Bills to toughen the penalties for driving drunk in Wisconsin received a public hearing at the Capitol on Thursday. The three measures, from Representative Jim Ott, set a minimum five year sentence for drunk driving homicides, raise minimum incarceration for fifth and sixth offenses from six months to 18 months, and prohibit all offenders from driving any vehicle without an ignition interlock.
“To be honest, I think five years (for a drunk driving homicide) is not a strong enough penalty for homicide OWI,” the Mequon Republican said, noting that some judges do impose that prison term. “But I have heard enough instances in which the sentence may be as little as one or two years for killing someone. I think this is an outrage.”
Elizabeth Thorne of Iola lost her 18-year-old son, Dylan Thorne, to a drunk driver with no prior record. The woman ended up serving just a year in jail. “Is it socially acceptable to drink and drive, and kill somebody? I don’t think so. It doesn’t matter if it’s your first time or your fifth time.”
The issue of how much it costs to have an ignition interlock device was raised, by Representative Evan Goyke, a Milwaukee Democrat. “I don’t care how much money you have, because if you happen to be the one that crosses the line and kills someone, what difference does it make . . . if you could afford the interlock? It doesn’t matter. You killed someone,” Ott said.
Paula Patoka’s husband Roger was killed by a drunk driver who had served time in prison for his fourth offense. “Three months later, he killed my husband. He was in a vehicle that was purchased for him by a family member. He took old license plates, and put them on there. It wasn’t registered. He was uninsured.”
Paula and her kids were following her husband on his motorcycle and were also injured when the drunk driver slammed into them in Shawano County in 2015. The drunk driver was also killed.

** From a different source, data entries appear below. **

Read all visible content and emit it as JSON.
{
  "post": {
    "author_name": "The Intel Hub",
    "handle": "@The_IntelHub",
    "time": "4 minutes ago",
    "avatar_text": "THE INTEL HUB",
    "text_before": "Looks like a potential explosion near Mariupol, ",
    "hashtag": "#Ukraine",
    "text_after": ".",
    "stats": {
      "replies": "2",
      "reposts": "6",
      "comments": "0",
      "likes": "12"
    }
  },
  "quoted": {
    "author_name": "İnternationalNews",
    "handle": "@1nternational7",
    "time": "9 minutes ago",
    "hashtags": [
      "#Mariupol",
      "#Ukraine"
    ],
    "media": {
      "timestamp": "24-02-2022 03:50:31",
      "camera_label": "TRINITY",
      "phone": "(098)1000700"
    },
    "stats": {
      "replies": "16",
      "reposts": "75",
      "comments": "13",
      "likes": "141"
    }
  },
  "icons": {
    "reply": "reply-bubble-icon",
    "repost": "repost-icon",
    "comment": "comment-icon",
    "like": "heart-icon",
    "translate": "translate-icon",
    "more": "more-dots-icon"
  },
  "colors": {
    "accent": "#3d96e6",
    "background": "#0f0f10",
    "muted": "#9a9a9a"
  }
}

Marla Hall’s son was one of four people killed in a Dane County crash last November. “My child was murdered by a drunken driver with numerous offenses,” Hall said. Clenton Hall, Katy Pasqualini, Kimberly Ratke and Patrick Wasielewski were all killed when Brysen Wills struck two vehicles while driving the wrong way on the interstate near Deerfield. Wills had two previous drunk driving convictions from another state.
The bills received a hearing before the Assembly Criminal Justice Committee, which is expected to vote on them next month.